Deputy Attorney General for Litigation
MADELEINE B. JOHNSON
Chair, Opinion Committee
Prepared by Kymberly K. Oltrogge
Assistant Attorney General
1. We determine in this opinion only whether a child support obligee may authorize payment of child support payments to an entity other than that provided in the court order. We understand that a court order generally does not attempt to fix the address of an obligee. Accordingly, we do not determine in this opinion whether a child support obligee may change his or her address for purposes of transmitting the child support payments.
2. We note that the 71st Legislature enacted two versions of section 14.05(a). Compare Acts 1989, 71st Leg., ch. 617, § 5 with Acts 1989, 71st Leg., 1st C.S., ch. 25, § 13. While the two versions are similar, to the extent that the language of the two versions differs, we will refer to the version enacted later, during the legislature's first called session. See Attorney General Opinion M-497 (1969) at 14 (latest expression of legislature controls over prior conflicting legislation).
3. Under section 11.05(a) of the Family Code, a court that has acquired jurisdiction of a suit affecting the parent-child relationship retains continuing, exclusive jurisdiction of all parties and matters related to the suit.
4. After a hearing, the court may modify an order or portion of a decree that, among other things, provides for child support "if the circumstances of the child or a person affected by the order or portion of the decree to be modified have materially and substantially changed since the date of its rendition." Fam. Code § 14.08(c)(2).
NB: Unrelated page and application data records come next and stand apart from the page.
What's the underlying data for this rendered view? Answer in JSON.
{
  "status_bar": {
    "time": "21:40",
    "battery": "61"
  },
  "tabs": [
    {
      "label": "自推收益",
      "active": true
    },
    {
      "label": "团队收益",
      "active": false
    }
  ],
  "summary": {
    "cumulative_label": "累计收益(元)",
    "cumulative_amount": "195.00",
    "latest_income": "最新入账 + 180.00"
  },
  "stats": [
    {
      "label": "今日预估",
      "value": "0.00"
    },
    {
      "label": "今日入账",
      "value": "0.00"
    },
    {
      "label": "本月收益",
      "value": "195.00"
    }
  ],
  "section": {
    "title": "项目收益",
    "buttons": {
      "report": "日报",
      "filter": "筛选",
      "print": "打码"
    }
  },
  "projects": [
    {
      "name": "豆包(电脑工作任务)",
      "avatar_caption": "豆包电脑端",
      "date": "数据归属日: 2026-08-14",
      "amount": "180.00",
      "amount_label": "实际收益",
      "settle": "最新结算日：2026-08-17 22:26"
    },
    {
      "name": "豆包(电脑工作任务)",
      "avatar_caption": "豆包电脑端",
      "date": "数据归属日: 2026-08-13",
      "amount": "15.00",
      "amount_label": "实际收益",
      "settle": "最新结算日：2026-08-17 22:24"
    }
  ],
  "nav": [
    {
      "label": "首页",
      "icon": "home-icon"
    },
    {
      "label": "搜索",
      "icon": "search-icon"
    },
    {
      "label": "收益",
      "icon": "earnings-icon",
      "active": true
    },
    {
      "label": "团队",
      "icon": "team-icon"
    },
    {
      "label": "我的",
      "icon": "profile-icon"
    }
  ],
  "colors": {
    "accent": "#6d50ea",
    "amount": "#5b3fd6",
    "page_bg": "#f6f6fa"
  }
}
5. In White the Texas Court of Appeals appeared to assume that only the court of continuing, exclusive jurisdiction may modify that portion of a child support order designating the person or persons who are ultimately to receive the child support payments. See White, 666 S.W.2d 225. The appellant in White, a parent with custody of two children, appealed from a modification of the original order pertaining to child support by which the court with continuing jurisdiction ordered the appellee to pay each child a specified allowance. Id. at 224. The appellant asserted that the trial court's order requiring the appellee to pay allowances directly to the children was improper. Id. at 225. The court of appeals disagreed with the appellant. The court stated that section 14.05(a) of the Family Code may order payments for the support of children "in the manner and to the persons" the court has specified in the decree. Id. (emphasis in original). Accordingly, that court found that section 14.08(c)(2) of the Family Code authorizes a court to modify a child support order to change the name of the person who is to receive the child support payments. See id.